A new approach to farming and living off the land is being developed on a small holding south of Sleaford.
Permaculture farmer Hannah Thorogood bought an 18 acre field near Scredington six years ago. Named ‘The Inkpot’ after a nickname given to her traditional cottage by neighbours, she has been developing it into a permaculture demonstration site and education centre.
Hannah explains that permaculture is about working with the land and the environment, not against it, to be more sustainable instead of demanding limited fossil fuels and pesticides. It is about low input for high output.
It is also aimed at protecting against economic uncertainty and vulnerable crops, adapting farming practices and food production techniques to the soil and climate.
At university she researched pesticide residues in food for degrees in Environmental Studies and Organic Farming. She first experienced permaculture in New Zealand on a range of small holdings producing a variety of food and has herself been teaching about permaculture for 18 years.
She bought the traditional arable field six years ago and turned it to grass to regenerate the soil. This spring has seen the full launch of the project with courses in permaculture and others such as a “Draw what you see day” to help people connect with the landscape. Other courses are offered by a herbalist, a basket maker and a chef who all volunteer their time.
Volunteer days where everyone gets hands on with nature in the outdoors preparing the site are very popular. It is also used by home schooling families. There are more details at: www.the-inkpot.com.
Hannah, who comes from a normal farming background, says she has great respect for farmers. She is simply offering ideas for people who may wish to choose a different path of growing food, building and working with animals. “This is an experiment to see if it does work,” Hannah said. “I see so many farmers burnt out and children not wanting to go back to their family farms.
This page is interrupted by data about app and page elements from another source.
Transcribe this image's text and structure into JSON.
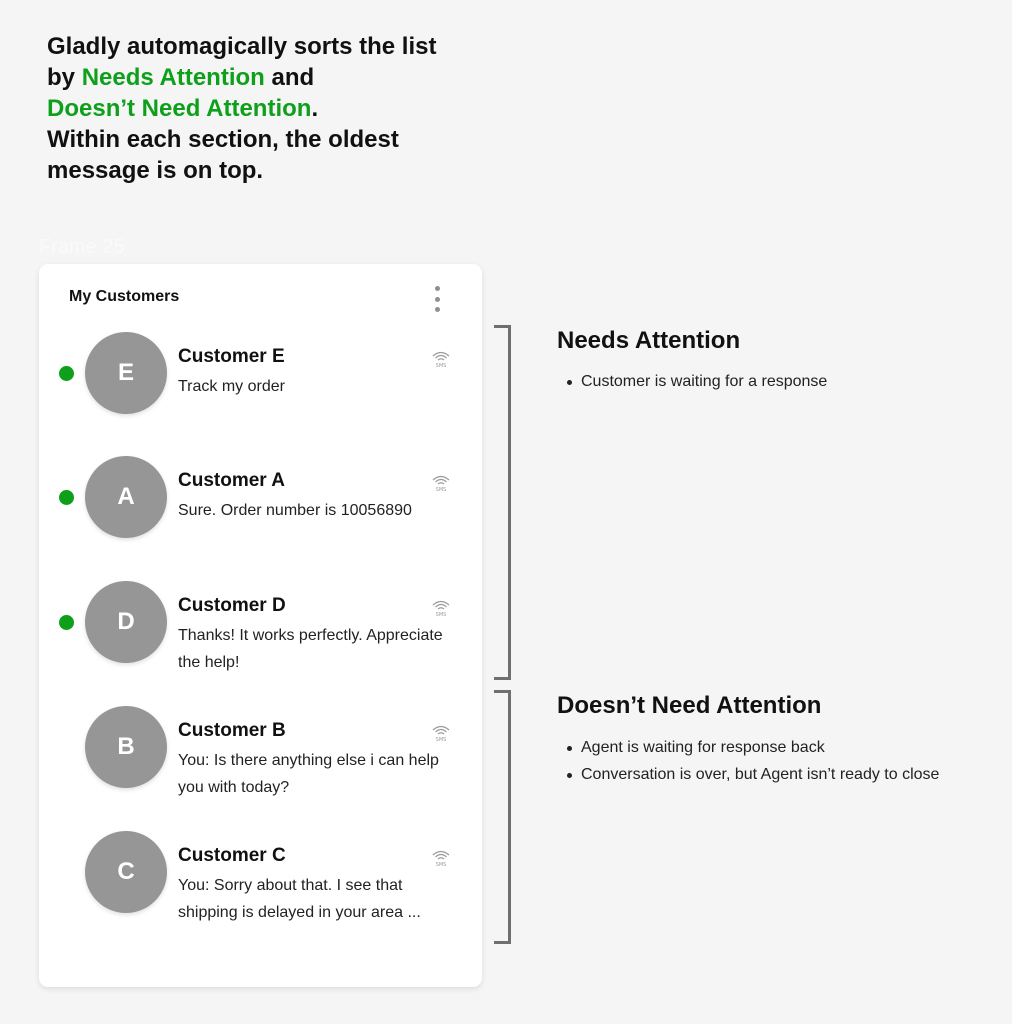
{
  "intro": {
    "line1": "Gladly automagically sorts the list",
    "line2_prefix": "by ",
    "line2_highlight": "Needs Attention",
    "line2_suffix": " and",
    "line3_highlight": "Doesn’t Need Attention",
    "line3_suffix": ".",
    "line4": "Within each section, the oldest",
    "line5": "message is on top."
  },
  "frame_label": "Frame 25",
  "panel": {
    "title": "My Customers",
    "menu_icon": "more-vertical-icon",
    "channel_icon": "sms-icon",
    "channel_label": "SMS",
    "customers": [
      {
        "initial": "E",
        "name": "Customer E",
        "message": "Track my order",
        "needs_attention": true
      },
      {
        "initial": "A",
        "name": "Customer A",
        "message": "Sure. Order number is 10056890",
        "needs_attention": true
      },
      {
        "initial": "D",
        "name": "Customer D",
        "message": "Thanks! It works perfectly. Appreciate the help!",
        "needs_attention": true
      },
      {
        "initial": "B",
        "name": "Customer B",
        "message": "You: Is there anything else i can help you with today?",
        "needs_attention": false
      },
      {
        "initial": "C",
        "name": "Customer C",
        "message": "You: Sorry about that. I see that shipping is delayed in your area ...",
        "needs_attention": false
      }
    ]
  },
  "sections": [
    {
      "title": "Needs Attention",
      "bullets": [
        "Customer is waiting for a response"
      ]
    },
    {
      "title": "Doesn’t Need Attention",
      "bullets": [
        "Agent is waiting for response back",
        "Conversation is over, but Agent isn’t ready to close"
      ]
    }
  ],
  "colors": {
    "accent_green": "#0ea01a",
    "avatar_gray": "#969696",
    "bracket_gray": "#6f6f6f",
    "background": "#f5f5f5"
  }
}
“Many people have disengaged with what and where their food comes from.”
Volunteers have helped build an animal shelter from bales and old tyres, with recycled windows, lime wash and mud walls. They have acquired Lincolnshire Longwool sheep and Lincoln Red cattle, chickens and turkeys. They grow herbs, fruit and vegetables. Grassland usage is rotated as is done in Africa.
Hannah said: “It is a happier, healthier lifestyle and we are just giving it a go to find out if there is a different way to live.”